Simple electronics made of micro-sized magnetic particles dispersed inside conductive materials can pull themselves back together using magnetic attraction if fractured.
"It's actually a pretty simple concept," said Amay Bandodkar at the University of California, San Diego, who led the research team. "This started when we asked ourselves, how can we simply implement a self-healing feature into existing electronics without making them unnecessarily complicated or expensive? This was our solution."
Bandodkar and colleagues experimented with various self-healing batteries, sensors, and circuits. Previous self-healing electronics which we showcased use conductive fluids that are released from capsules when a crack or rupture is detected to fill in the blanks. The UCSD team, however, used conductive graphite material mixed with small magnetic particles made from neodymium magnets. Both materials are dirt cheap and readily available. You can even get them from a supermarket, Bandodkar said.
Employing this magnetic mixture as a printing ink, the team 3-D printed simple electronics before subjecting them to a strong electromagnetic field. This is to ensure that all the microparticles are aligned in the same direction and, if displaced by a rupture, glue back together in their original orientation.
You can get an idea of how all of this works in the demonstration videos below.

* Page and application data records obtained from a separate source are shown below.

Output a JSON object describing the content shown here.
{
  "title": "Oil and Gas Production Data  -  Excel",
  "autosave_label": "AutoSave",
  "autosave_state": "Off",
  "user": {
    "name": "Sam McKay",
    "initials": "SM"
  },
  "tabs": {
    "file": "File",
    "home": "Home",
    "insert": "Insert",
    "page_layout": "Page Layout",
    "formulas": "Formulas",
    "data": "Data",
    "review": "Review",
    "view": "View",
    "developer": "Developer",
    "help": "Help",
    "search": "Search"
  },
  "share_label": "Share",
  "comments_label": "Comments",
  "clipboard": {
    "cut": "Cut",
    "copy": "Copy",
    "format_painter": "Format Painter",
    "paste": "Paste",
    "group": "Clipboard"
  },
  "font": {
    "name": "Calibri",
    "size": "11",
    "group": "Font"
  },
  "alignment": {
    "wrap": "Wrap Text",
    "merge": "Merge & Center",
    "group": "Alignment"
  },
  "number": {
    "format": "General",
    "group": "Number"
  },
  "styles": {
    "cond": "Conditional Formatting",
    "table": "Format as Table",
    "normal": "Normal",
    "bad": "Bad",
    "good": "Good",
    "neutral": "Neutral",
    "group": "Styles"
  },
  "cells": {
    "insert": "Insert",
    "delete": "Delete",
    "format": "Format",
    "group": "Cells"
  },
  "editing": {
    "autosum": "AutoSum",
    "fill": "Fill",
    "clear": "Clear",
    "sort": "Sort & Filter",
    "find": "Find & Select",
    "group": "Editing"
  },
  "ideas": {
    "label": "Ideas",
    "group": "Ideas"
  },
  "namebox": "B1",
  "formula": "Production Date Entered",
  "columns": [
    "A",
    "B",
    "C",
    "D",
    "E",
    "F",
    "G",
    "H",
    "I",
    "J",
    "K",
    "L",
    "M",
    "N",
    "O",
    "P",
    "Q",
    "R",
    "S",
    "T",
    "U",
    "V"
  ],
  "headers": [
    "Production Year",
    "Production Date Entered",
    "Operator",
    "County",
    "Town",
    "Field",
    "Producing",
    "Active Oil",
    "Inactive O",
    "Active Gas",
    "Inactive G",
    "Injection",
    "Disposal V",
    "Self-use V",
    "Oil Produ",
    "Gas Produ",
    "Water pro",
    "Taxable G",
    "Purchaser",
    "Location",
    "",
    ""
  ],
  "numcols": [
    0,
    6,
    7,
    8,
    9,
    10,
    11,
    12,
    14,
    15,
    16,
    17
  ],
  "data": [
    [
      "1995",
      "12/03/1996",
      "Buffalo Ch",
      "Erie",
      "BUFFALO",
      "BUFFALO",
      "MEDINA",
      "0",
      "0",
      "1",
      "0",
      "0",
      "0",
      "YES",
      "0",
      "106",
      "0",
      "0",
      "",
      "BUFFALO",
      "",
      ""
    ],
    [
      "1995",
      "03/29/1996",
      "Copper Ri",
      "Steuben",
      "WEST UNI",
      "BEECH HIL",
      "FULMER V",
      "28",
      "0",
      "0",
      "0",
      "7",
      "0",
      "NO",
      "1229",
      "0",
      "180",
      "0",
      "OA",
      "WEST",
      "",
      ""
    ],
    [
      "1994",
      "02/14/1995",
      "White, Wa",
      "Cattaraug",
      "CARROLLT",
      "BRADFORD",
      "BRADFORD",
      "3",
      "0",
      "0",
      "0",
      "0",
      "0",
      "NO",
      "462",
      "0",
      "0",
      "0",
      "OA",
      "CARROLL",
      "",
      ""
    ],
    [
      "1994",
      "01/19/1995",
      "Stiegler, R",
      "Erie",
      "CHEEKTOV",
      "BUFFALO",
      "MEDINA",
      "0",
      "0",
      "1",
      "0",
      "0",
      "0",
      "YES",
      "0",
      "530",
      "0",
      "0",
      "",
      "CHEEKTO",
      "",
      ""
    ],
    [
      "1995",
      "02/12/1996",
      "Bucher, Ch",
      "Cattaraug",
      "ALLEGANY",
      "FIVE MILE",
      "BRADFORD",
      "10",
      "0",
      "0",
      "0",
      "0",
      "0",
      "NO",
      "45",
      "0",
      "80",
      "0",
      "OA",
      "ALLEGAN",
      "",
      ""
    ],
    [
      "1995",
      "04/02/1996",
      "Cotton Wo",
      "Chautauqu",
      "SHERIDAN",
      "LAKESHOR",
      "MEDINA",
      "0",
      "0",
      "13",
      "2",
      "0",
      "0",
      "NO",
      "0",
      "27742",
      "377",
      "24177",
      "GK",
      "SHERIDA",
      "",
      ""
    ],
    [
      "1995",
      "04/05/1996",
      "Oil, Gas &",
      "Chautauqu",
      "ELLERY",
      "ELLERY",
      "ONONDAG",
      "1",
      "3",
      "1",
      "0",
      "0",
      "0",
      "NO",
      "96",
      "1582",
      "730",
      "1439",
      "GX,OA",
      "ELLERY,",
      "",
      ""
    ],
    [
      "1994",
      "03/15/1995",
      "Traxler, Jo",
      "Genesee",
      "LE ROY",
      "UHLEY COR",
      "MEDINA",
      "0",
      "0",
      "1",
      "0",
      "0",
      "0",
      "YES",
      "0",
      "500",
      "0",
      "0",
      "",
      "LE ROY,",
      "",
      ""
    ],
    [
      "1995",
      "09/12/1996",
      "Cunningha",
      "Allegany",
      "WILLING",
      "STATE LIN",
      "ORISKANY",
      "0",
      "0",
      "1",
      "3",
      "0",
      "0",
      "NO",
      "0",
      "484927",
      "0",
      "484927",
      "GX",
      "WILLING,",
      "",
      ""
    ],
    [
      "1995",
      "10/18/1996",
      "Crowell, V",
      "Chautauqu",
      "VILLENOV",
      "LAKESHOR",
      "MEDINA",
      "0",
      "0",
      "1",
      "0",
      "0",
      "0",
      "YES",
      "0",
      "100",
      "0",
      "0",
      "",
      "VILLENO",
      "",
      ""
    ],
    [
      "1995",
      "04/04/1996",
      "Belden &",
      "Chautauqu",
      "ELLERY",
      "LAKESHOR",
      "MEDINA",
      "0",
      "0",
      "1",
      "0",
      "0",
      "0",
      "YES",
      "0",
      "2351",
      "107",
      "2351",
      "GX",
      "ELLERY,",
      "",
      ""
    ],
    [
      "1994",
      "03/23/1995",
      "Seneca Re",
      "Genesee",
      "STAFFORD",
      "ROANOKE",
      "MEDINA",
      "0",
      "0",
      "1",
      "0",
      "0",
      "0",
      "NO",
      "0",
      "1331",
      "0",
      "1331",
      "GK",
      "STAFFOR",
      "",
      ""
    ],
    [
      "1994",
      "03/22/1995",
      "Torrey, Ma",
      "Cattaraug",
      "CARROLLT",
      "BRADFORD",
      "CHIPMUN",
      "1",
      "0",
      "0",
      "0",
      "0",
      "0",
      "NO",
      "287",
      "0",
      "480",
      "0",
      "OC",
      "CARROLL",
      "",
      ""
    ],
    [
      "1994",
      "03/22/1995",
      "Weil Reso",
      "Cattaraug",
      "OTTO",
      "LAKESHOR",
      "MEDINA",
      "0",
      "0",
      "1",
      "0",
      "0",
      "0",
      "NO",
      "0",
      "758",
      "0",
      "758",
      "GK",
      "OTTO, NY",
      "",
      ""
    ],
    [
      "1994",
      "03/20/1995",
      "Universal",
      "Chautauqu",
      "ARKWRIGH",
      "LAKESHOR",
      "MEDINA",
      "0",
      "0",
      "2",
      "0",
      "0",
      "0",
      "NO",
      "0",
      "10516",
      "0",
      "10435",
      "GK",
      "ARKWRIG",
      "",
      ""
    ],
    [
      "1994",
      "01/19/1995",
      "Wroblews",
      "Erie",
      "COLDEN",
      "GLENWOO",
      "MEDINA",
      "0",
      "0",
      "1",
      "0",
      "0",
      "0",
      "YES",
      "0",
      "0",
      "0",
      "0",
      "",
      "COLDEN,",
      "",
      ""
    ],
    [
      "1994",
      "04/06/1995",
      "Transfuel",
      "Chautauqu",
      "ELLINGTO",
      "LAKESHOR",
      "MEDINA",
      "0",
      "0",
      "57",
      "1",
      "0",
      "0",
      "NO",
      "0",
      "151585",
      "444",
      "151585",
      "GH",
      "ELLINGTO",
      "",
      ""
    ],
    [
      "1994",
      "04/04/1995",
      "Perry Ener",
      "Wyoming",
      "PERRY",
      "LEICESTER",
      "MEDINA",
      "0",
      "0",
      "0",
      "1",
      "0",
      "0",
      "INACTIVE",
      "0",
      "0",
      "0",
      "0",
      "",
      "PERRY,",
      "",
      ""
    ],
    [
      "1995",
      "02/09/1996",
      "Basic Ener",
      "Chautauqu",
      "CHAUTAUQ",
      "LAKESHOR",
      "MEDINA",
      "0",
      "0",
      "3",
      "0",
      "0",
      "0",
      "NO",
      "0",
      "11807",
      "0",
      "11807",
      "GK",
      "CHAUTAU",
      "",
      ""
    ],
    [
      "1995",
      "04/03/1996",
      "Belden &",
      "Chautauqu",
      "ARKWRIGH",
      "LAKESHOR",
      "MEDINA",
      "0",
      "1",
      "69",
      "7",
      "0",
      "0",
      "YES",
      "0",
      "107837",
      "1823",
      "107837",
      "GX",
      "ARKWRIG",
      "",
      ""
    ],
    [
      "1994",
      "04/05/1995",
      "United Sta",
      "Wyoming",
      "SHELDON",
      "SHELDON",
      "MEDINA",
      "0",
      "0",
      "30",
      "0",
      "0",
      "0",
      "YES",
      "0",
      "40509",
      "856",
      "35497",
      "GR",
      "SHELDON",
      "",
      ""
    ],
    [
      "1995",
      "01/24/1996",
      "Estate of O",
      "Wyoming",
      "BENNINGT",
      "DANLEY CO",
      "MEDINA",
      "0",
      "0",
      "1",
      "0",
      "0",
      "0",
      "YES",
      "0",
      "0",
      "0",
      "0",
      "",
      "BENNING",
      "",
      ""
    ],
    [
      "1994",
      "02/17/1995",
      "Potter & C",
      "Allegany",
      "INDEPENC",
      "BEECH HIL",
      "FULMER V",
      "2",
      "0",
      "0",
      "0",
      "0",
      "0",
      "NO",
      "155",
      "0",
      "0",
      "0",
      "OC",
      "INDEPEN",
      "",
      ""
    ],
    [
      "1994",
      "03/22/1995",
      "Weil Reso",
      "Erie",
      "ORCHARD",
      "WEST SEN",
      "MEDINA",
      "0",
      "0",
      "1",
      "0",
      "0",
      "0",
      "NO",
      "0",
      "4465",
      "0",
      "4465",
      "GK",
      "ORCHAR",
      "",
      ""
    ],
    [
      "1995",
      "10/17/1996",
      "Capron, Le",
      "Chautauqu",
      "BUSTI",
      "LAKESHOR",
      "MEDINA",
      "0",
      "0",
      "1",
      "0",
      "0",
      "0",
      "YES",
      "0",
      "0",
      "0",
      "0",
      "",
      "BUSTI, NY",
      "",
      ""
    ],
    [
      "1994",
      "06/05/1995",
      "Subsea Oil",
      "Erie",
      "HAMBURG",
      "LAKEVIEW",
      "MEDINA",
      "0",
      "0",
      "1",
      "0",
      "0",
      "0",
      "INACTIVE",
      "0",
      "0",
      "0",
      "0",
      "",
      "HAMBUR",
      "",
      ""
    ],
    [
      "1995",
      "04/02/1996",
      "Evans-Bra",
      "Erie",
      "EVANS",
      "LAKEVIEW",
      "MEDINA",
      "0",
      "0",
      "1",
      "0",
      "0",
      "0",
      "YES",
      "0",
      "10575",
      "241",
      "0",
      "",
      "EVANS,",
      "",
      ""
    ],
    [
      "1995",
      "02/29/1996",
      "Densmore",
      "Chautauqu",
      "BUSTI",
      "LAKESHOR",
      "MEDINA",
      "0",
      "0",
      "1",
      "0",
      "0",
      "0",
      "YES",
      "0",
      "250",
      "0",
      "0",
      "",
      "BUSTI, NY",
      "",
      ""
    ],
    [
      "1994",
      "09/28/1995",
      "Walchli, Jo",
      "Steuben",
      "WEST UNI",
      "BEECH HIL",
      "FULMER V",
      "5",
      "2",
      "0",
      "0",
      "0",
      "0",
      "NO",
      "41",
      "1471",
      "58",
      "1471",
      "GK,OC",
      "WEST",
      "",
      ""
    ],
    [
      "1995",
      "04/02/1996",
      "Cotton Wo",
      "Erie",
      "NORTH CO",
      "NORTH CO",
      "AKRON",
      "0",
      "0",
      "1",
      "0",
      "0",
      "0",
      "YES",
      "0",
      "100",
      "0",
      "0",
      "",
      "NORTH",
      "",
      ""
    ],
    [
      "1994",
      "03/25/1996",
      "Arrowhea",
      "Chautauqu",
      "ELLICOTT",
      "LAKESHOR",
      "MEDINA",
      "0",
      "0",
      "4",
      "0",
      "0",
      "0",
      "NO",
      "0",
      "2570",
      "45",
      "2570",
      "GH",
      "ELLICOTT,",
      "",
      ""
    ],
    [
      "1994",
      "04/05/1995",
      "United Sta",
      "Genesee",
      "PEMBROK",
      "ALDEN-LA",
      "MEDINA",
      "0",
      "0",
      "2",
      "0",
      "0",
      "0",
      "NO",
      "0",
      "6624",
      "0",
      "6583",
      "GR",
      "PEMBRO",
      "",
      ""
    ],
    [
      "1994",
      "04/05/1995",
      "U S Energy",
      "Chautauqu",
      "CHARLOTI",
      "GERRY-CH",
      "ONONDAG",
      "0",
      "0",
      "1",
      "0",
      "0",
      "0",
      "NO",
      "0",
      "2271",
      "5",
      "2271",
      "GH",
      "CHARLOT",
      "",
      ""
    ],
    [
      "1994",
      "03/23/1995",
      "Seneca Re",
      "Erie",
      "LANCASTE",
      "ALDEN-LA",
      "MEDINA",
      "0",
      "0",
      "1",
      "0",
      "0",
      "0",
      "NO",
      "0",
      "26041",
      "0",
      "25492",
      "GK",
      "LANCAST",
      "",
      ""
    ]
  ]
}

It's worth noting that while the batteries and circuits can self-heal and continue operating normally afterward, cracks and fracture signs still show. You might not think much of that, but the other downside is that these electronics are essentially magnetic and in many situations, that's not acceptable. But Bandodkar is one step ahead of us and said the next version will come with electromagnetic shielding so users can breathe easily that their hard drives aren't in peril.